Categories
environment indigenous sustainability

Local freedoms

Written on behalf of SWC by Val Payn

SWC Chair

Box 44, Harding

Contact cell 083 4416961

swcoastval@gmail.com

XOLOBENI MINING IS A TEST CASE OF HOW MUCH COMMITMENT GOVERNMENT HAS TO LOCAL DEMOCRATIC PROCESSES.

Should local destinies be decided locally? That is the heart of the issue around the Wild Coast Xolobeni mining debate.

The Department of Mineral Resources (DMR) has announced that it will hold a legal hearing in Durban to hear oral submissions as to why amaPondo communities are opposed to titanium dune mining along the Wild Coast. DMR say the submissions will be taken into account in the Minister’s decision whether to give the go ahead for the mining application. This sets a precedent for DMR, who do not usually consider oral appeals.

Categories
environment indigenous sustainability

Important Update – XOLOBENI

A few month ago I blogged about the proposed mining of Xolobeni in the Eastern Cape. Here is the most recent development, hopefully the Board will make the right decision:

28 January 2010

The LRC to make oral submissions on behalf of the Amadiba Crisis Committee at Xolobeni

For immediate release

On 8, 9 and 10 February 2010, the Minerals and Mining Development Board will receive oral submissions on behalf of interested parties involved in the appeal against the Minister’s decision to grant a mining right to Transworld Energy Minerals (TEM) at Xolobeni in the Eastern Cape.  The Board will then make recommendations to the Minister of Minerals and Energy.

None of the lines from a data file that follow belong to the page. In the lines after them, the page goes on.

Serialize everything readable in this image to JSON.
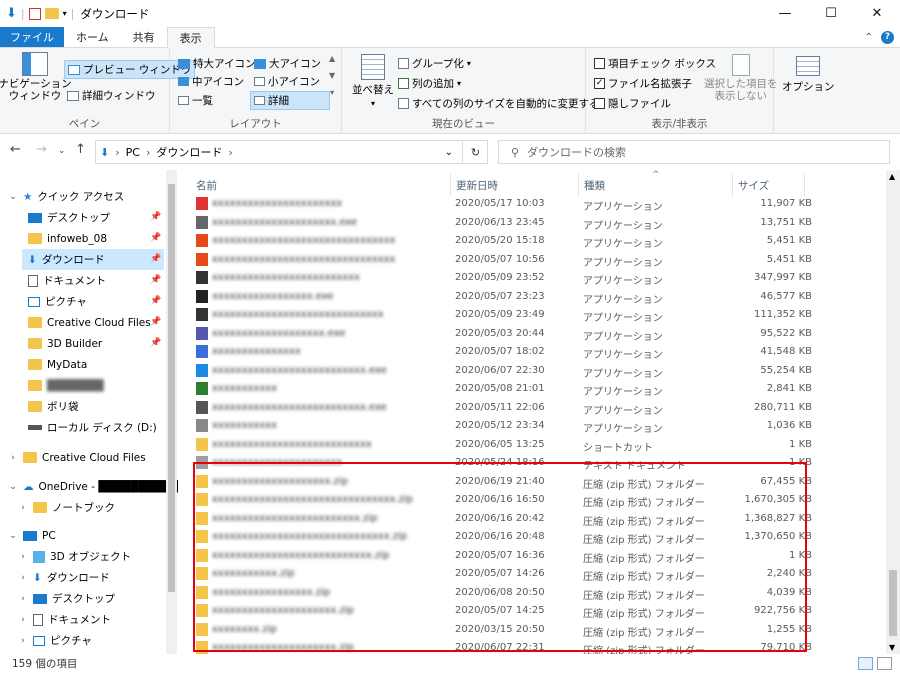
{
  "window": {
    "title": "ダウンロード",
    "controls": [
      "minimize",
      "maximize",
      "close"
    ]
  },
  "ribbon": {
    "tabs": [
      "ファイル",
      "ホーム",
      "共有",
      "表示"
    ],
    "active_tab": "表示",
    "groups": {
      "pane": {
        "label": "ペイン",
        "nav_pane": "ナビゲーション\nウィンドウ",
        "preview": "プレビュー ウィンドウ",
        "details": "詳細ウィンドウ"
      },
      "layout": {
        "label": "レイアウト",
        "xl_icons": "特大アイコン",
        "l_icons": "大アイコン",
        "m_icons": "中アイコン",
        "s_icons": "小アイコン",
        "list": "一覧",
        "details": "詳細"
      },
      "current_view": {
        "label": "現在のビュー",
        "sort": "並べ替え",
        "group": "グループ化",
        "add_col": "列の追加",
        "fit_cols": "すべての列のサイズを自動的に変更する"
      },
      "show_hide": {
        "label": "表示/非表示",
        "item_checkbox": "項目チェック ボックス",
        "extensions": "ファイル名拡張子",
        "hidden": "隠しファイル",
        "hide_selected": "選択した項目を\n表示しない"
      },
      "options": "オプション"
    }
  },
  "address": {
    "path": [
      "PC",
      "ダウンロード"
    ],
    "search_placeholder": "ダウンロードの検索"
  },
  "nav": {
    "items": [
      {
        "label": "クイック アクセス",
        "icon": "star-icon"
      },
      {
        "label": "デスクトップ",
        "icon": "desktop-icon"
      },
      {
        "label": "infoweb_08",
        "icon": "folder-icon"
      },
      {
        "label": "ダウンロード",
        "icon": "download-icon"
      },
      {
        "label": "ドキュメント",
        "icon": "document-icon"
      },
      {
        "label": "ピクチャ",
        "icon": "pictures-icon"
      },
      {
        "label": "Creative Cloud Files",
        "icon": "folder-icon"
      },
      {
        "label": "3D Builder",
        "icon": "folder-icon"
      },
      {
        "label": "MyData",
        "icon": "folder-icon"
      },
      {
        "label": "███████",
        "icon": "folder-icon"
      },
      {
        "label": "ポリ袋",
        "icon": "folder-icon"
      },
      {
        "label": "ローカル ディスク (D:)",
        "icon": "drive-icon"
      },
      {
        "label": "Creative Cloud Files",
        "icon": "cloud-icon"
      },
      {
        "label": "OneDrive - ██████████",
        "icon": "onedrive-icon"
      },
      {
        "label": "ノートブック",
        "icon": "folder-icon"
      },
      {
        "label": "PC",
        "icon": "pc-icon"
      },
      {
        "label": "3D オブジェクト",
        "icon": "3d-icon"
      },
      {
        "label": "ダウンロード",
        "icon": "download-icon"
      },
      {
        "label": "デスクトップ",
        "icon": "desktop-icon"
      },
      {
        "label": "ドキュメント",
        "icon": "document-icon"
      },
      {
        "label": "ピクチャ",
        "icon": "pictures-icon"
      }
    ]
  },
  "columns": {
    "name": "名前",
    "date": "更新日時",
    "type": "種類",
    "size": "サイズ"
  },
  "files": [
    {
      "name": "xxxxxxxxxxxxxxxxxxxxxx",
      "date": "2020/05/17 10:03",
      "type": "アプリケーション",
      "size": "11,907 KB",
      "icon": "#d33"
    },
    {
      "name": "xxxxxxxxxxxxxxxxxxxxx.exe",
      "date": "2020/06/13 23:45",
      "type": "アプリケーション",
      "size": "13,751 KB",
      "icon": "#666"
    },
    {
      "name": "xxxxxxxxxxxxxxxxxxxxxxxxxxxxxxx",
      "date": "2020/05/20 15:18",
      "type": "アプリケーション",
      "size": "5,451 KB",
      "icon": "#e64a19"
    },
    {
      "name": "xxxxxxxxxxxxxxxxxxxxxxxxxxxxxxx",
      "date": "2020/05/07 10:56",
      "type": "アプリケーション",
      "size": "5,451 KB",
      "icon": "#e64a19"
    },
    {
      "name": "xxxxxxxxxxxxxxxxxxxxxxxxx",
      "date": "2020/05/09 23:52",
      "type": "アプリケーション",
      "size": "347,997 KB",
      "icon": "#333"
    },
    {
      "name": "xxxxxxxxxxxxxxxxx.exe",
      "date": "2020/05/07 23:23",
      "type": "アプリケーション",
      "size": "46,577 KB",
      "icon": "#222"
    },
    {
      "name": "xxxxxxxxxxxxxxxxxxxxxxxxxxxxx",
      "date": "2020/05/09 23:49",
      "type": "アプリケーション",
      "size": "111,352 KB",
      "icon": "#333"
    },
    {
      "name": "xxxxxxxxxxxxxxxxxxx.exe",
      "date": "2020/05/03 20:44",
      "type": "アプリケーション",
      "size": "95,522 KB",
      "icon": "#5558af"
    },
    {
      "name": "xxxxxxxxxxxxxxx",
      "date": "2020/05/07 18:02",
      "type": "アプリケーション",
      "size": "41,548 KB",
      "icon": "#3a6fd8"
    },
    {
      "name": "xxxxxxxxxxxxxxxxxxxxxxxxxx.exe",
      "date": "2020/06/07 22:30",
      "type": "アプリケーション",
      "size": "55,254 KB",
      "icon": "#1e88e5"
    },
    {
      "name": "xxxxxxxxxxx",
      "date": "2020/05/08 21:01",
      "type": "アプリケーション",
      "size": "2,841 KB",
      "icon": "#2e7d32"
    },
    {
      "name": "xxxxxxxxxxxxxxxxxxxxxxxxxx.exe",
      "date": "2020/05/11 22:06",
      "type": "アプリケーション",
      "size": "280,711 KB",
      "icon": "#555"
    },
    {
      "name": "xxxxxxxxxxx",
      "date": "2020/05/12 23:34",
      "type": "アプリケーション",
      "size": "1,036 KB",
      "icon": "#888"
    },
    {
      "name": "xxxxxxxxxxxxxxxxxxxxxxxxxxx",
      "date": "2020/06/05 13:25",
      "type": "ショートカット",
      "size": "1 KB",
      "icon": "#f3c54b"
    },
    {
      "name": "xxxxxxxxxxxxxxxxxxxxxx",
      "date": "2020/05/24 18:16",
      "type": "テキスト ドキュメント",
      "size": "1 KB",
      "icon": "#9e9e9e"
    },
    {
      "name": "xxxxxxxxxxxxxxxxxxxx.zip",
      "date": "2020/06/19 21:40",
      "type": "圧縮 (zip 形式) フォルダー",
      "size": "67,455 KB",
      "icon": "#f3c54b"
    },
    {
      "name": "xxxxxxxxxxxxxxxxxxxxxxxxxxxxxxx.zip",
      "date": "2020/06/16 16:50",
      "type": "圧縮 (zip 形式) フォルダー",
      "size": "1,670,305 KB",
      "icon": "#f3c54b"
    },
    {
      "name": "xxxxxxxxxxxxxxxxxxxxxxxxx.zip",
      "date": "2020/06/16 20:42",
      "type": "圧縮 (zip 形式) フォルダー",
      "size": "1,368,827 KB",
      "icon": "#f3c54b"
    },
    {
      "name": "xxxxxxxxxxxxxxxxxxxxxxxxxxxxxx.zip",
      "date": "2020/06/16 20:48",
      "type": "圧縮 (zip 形式) フォルダー",
      "size": "1,370,650 KB",
      "icon": "#f3c54b"
    },
    {
      "name": "xxxxxxxxxxxxxxxxxxxxxxxxxxx.zip",
      "date": "2020/05/07 16:36",
      "type": "圧縮 (zip 形式) フォルダー",
      "size": "1 KB",
      "icon": "#f3c54b"
    },
    {
      "name": "xxxxxxxxxxx.zip",
      "date": "2020/05/07 14:26",
      "type": "圧縮 (zip 形式) フォルダー",
      "size": "2,240 KB",
      "icon": "#f3c54b"
    },
    {
      "name": "xxxxxxxxxxxxxxxxx.zip",
      "date": "2020/06/08 20:50",
      "type": "圧縮 (zip 形式) フォルダー",
      "size": "4,039 KB",
      "icon": "#f3c54b"
    },
    {
      "name": "xxxxxxxxxxxxxxxxxxxxx.zip",
      "date": "2020/05/07 14:25",
      "type": "圧縮 (zip 形式) フォルダー",
      "size": "922,756 KB",
      "icon": "#f3c54b"
    },
    {
      "name": "xxxxxxxx.zip",
      "date": "2020/03/15 20:50",
      "type": "圧縮 (zip 形式) フォルダー",
      "size": "1,255 KB",
      "icon": "#f3c54b"
    },
    {
      "name": "xxxxxxxxxxxxxxxxxxxxx.zip",
      "date": "2020/06/07 22:31",
      "type": "圧縮 (zip 形式) フォルダー",
      "size": "79,710 KB",
      "icon": "#f3c54b"
    }
  ],
  "status": {
    "count_text": "159 個の項目"
  },
  "colors": {
    "file_tab": "#1979ca",
    "highlight": "#e8000b",
    "selected": "#cce8ff"
  }
}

Categories
indigenous

Xolobeni

I’m sure many people are aware of the proposed mining in the Xolobeni area of the Transkei. Last year I set up an online petition for a group that was opposing it.  This and other efforts have fallen on deaf ears and it seems likely that the mining will go ahead. Oh well, I thought, that is quite sad… And then I read a bit more about how devastating the mining will actually be (various articles here) and what a beautiful and unique area will be destroyed (see photo essay here) – it should be a national heritage site!  Oh well, I then thought, that is really sad…

redsands